▶ [How to complete this task]: On every line of the listing, check for "player"; copy the lines that have it.

▶ [Dataset extract]:
===
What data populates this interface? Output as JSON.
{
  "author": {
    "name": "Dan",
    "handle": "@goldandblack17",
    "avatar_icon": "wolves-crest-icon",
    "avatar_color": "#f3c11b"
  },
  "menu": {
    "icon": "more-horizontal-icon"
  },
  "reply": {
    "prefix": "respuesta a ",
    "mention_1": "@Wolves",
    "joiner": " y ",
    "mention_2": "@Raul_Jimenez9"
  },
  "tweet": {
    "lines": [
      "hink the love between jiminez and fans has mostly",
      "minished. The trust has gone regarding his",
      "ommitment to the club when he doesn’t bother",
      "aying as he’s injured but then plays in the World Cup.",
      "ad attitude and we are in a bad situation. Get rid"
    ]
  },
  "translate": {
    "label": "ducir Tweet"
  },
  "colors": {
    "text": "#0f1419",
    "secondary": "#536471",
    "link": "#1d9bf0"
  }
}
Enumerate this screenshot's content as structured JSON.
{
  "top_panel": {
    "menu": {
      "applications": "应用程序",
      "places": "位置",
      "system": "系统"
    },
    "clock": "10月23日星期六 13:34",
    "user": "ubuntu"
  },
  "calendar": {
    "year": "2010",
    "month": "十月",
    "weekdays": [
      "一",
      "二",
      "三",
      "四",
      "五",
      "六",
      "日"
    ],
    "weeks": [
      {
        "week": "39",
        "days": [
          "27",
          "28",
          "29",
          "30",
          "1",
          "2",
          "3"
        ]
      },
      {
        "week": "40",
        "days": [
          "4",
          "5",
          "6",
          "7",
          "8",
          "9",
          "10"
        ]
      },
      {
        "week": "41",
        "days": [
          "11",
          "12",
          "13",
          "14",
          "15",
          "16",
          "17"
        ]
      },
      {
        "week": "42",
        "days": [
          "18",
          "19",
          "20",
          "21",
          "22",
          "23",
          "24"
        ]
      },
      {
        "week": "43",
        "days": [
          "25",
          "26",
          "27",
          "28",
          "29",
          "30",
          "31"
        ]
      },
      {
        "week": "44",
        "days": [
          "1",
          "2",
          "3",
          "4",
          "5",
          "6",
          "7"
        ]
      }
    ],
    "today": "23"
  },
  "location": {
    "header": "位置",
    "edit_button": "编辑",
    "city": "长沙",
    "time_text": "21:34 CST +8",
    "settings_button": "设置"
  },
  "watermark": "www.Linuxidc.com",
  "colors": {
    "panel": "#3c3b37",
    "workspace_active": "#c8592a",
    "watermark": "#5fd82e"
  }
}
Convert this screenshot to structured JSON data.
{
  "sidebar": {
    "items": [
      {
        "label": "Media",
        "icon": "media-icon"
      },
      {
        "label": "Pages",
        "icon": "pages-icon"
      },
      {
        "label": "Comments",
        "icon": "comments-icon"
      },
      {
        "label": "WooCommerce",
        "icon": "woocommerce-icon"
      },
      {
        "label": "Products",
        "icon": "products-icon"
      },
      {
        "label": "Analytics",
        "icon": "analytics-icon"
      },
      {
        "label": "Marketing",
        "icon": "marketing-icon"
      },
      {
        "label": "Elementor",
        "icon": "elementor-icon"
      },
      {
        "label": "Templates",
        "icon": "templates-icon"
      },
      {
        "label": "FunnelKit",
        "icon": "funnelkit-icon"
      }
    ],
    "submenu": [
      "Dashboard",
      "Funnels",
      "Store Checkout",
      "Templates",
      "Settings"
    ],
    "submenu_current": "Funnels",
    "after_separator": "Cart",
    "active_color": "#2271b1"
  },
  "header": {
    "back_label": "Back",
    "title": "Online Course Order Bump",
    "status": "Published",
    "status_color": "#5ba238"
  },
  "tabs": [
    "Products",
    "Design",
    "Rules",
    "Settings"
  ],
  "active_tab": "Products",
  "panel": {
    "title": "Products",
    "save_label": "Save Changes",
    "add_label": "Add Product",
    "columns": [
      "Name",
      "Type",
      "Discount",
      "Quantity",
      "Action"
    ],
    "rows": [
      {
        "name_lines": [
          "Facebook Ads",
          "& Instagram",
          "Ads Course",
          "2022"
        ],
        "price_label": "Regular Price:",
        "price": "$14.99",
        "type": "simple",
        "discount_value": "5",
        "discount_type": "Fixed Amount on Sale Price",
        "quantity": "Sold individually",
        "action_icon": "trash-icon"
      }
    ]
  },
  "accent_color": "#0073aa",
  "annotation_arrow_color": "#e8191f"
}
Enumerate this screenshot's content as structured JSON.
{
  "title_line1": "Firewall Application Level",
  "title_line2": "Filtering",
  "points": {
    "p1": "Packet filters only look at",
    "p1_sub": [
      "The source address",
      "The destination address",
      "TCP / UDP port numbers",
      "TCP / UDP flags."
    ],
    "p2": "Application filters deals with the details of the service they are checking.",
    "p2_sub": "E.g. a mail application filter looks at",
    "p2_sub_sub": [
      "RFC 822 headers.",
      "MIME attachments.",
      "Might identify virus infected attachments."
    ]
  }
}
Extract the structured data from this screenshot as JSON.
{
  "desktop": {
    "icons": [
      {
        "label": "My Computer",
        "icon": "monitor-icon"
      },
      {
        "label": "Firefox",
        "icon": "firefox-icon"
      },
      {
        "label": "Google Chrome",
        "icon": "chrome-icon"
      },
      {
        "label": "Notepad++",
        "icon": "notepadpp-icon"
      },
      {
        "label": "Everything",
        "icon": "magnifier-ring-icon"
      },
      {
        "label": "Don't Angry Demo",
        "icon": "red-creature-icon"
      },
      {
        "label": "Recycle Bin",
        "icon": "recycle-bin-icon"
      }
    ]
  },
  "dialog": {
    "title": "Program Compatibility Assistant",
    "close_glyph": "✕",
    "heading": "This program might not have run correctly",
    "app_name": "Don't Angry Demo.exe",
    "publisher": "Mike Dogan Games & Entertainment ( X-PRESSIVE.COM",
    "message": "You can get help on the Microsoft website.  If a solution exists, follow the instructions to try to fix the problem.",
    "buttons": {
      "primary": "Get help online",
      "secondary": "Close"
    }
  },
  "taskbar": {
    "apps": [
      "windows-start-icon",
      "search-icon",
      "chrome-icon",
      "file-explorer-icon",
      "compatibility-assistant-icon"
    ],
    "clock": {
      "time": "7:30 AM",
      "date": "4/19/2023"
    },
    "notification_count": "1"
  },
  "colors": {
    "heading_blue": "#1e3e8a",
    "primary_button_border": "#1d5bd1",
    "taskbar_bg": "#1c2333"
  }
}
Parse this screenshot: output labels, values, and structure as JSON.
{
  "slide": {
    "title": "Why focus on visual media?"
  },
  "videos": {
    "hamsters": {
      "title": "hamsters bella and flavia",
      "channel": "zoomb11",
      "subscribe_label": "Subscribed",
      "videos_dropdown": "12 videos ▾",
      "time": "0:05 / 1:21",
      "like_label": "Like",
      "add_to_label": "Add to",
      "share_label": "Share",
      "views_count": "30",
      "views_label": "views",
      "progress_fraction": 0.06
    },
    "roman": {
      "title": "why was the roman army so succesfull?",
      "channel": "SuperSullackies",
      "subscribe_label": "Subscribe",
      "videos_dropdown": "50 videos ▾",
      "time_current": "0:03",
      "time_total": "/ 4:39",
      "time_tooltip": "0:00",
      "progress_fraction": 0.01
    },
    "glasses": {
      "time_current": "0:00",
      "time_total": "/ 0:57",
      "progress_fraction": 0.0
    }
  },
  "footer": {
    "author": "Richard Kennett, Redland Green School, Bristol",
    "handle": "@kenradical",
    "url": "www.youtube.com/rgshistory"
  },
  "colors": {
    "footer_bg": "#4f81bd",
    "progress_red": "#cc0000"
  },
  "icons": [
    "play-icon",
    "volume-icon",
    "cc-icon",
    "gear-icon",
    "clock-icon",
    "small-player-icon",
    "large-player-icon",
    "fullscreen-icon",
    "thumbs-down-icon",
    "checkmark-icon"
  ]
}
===
▶ [Output below]:
    "small-player-icon",
    "large-player-icon",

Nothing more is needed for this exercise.